§ **EXERCISE PROMPT**: Repeat each line of the data below exactly, but skip the pictures.

§ **RECORD EXCERPTS**:
[Start of Attachment]

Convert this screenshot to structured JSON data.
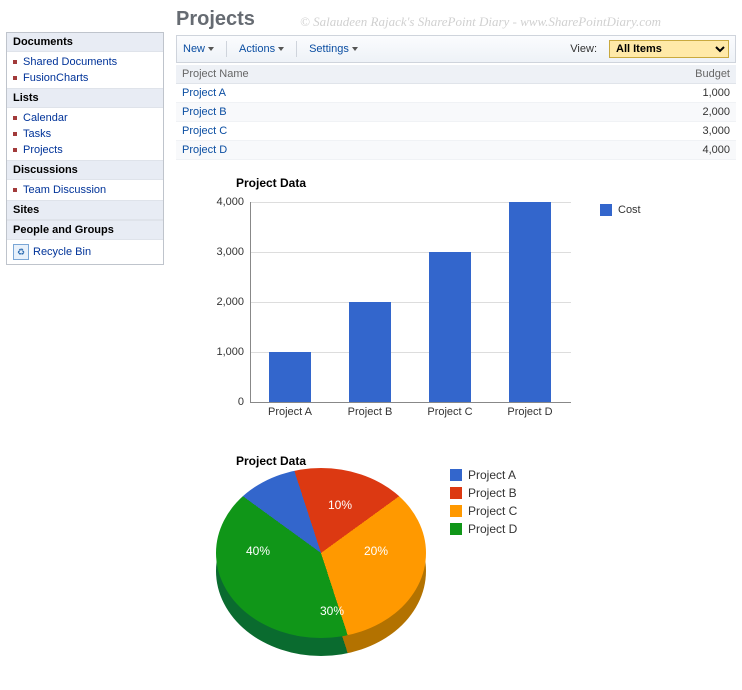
{
  "watermark": "© Salaudeen Rajack's SharePoint Diary - www.SharePointDiary.com",
  "page_title": "Projects",
  "leftnav": {
    "sections": [
      {
        "title": "Documents",
        "items": [
          "Shared Documents",
          "FusionCharts"
        ]
      },
      {
        "title": "Lists",
        "items": [
          "Calendar",
          "Tasks",
          "Projects"
        ]
      },
      {
        "title": "Discussions",
        "items": [
          "Team Discussion"
        ]
      },
      {
        "title": "Sites",
        "items": []
      },
      {
        "title": "People and Groups",
        "items": []
      }
    ],
    "recycle_label": "Recycle Bin"
  },
  "toolbar": {
    "new_label": "New",
    "actions_label": "Actions",
    "settings_label": "Settings",
    "view_label": "View:",
    "view_selected": "All Items"
  },
  "table": {
    "columns": [
      "Project Name",
      "Budget"
    ],
    "rows": [
      {
        "name": "Project A",
        "budget": "1,000"
      },
      {
        "name": "Project B",
        "budget": "2,000"
      },
      {
        "name": "Project C",
        "budget": "3,000"
      },
      {
        "name": "Project D",
        "budget": "4,000"
      }
    ]
  },
  "chart_data": [
    {
      "type": "bar",
      "title": "Project Data",
      "categories": [
        "Project A",
        "Project B",
        "Project C",
        "Project D"
      ],
      "values": [
        1000,
        2000,
        3000,
        4000
      ],
      "series_name": "Cost",
      "ylim": [
        0,
        4000
      ],
      "yticks": [
        0,
        1000,
        2000,
        3000,
        4000
      ],
      "ytick_labels": [
        "0",
        "1,000",
        "2,000",
        "3,000",
        "4,000"
      ],
      "colors": {
        "bar": "#3366cc"
      }
    },
    {
      "type": "pie",
      "title": "Project Data",
      "slices": [
        {
          "label": "Project A",
          "value": 10,
          "display": "10%",
          "color": "#3366cc"
        },
        {
          "label": "Project B",
          "value": 20,
          "display": "20%",
          "color": "#dc3912"
        },
        {
          "label": "Project C",
          "value": 30,
          "display": "30%",
          "color": "#ff9900"
        },
        {
          "label": "Project D",
          "value": 40,
          "display": "40%",
          "color": "#109618"
        }
      ]
    }
  ]
}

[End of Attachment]

§ **RESPONSE**:
Convert this screenshot to structured JSON data.
{
  "watermark": "© Salaudeen Rajack's SharePoint Diary - www.SharePointDiary.com",
  "page_title": "Projects",
  "leftnav": {
    "sections": [
      {
        "title": "Documents",
        "items": [
          "Shared Documents",
          "FusionCharts"
        ]
      },
      {
        "title": "Lists",
        "items": [
          "Calendar",
          "Tasks",
          "Projects"
        ]
      },
      {
        "title": "Discussions",
        "items": [
          "Team Discussion"
        ]
      },
      {
        "title": "Sites",
        "items": []
      },
      {
        "title": "People and Groups",
        "items": []
      }
    ],
    "recycle_label": "Recycle Bin"
  },
  "toolbar": {
    "new_label": "New",
    "actions_label": "Actions",
    "settings_label": "Settings",
    "view_label": "View:",
    "view_selected": "All Items"
  },
  "table": {
    "columns": [
      "Project Name",
      "Budget"
    ],
    "rows": [
      {
        "name": "Project A",
        "budget": "1,000"
      },
      {
        "name": "Project B",
        "budget": "2,000"
      },
      {
        "name": "Project C",
        "budget": "3,000"
      },
      {
        "name": "Project D",
        "budget": "4,000"
      }
    ]
  },
  "chart_data": [
    {
      "type": "bar",
      "title": "Project Data",
      "categories": [
        "Project A",
        "Project B",
        "Project C",
        "Project D"
      ],
      "values": [
        1000,
        2000,
        3000,
        4000
      ],
      "series_name": "Cost",
      "ylim": [
        0,
        4000
      ],
      "yticks": [
        0,
        1000,
        2000,
        3000,
        4000
      ],
      "ytick_labels": [
        "0",
        "1,000",
        "2,000",
        "3,000",
        "4,000"
      ],
      "colors": {
        "bar": "#3366cc"
      }
    },
    {
      "type": "pie",
      "title": "Project Data",
      "slices": [
        {
          "label": "Project A",
          "value": 10,
          "display": "10%",
          "color": "#3366cc"
        },
        {
          "label": "Project B",
          "value": 20,
          "display": "20%",
          "color": "#dc3912"
        },
        {
          "label": "Project C",
          "value": 30,
          "display": "30%",
          "color": "#ff9900"
        },
        {
          "label": "Project D",
          "value": 40,
          "display": "40%",
          "color": "#109618"
        }
      ]
    }
  ]
}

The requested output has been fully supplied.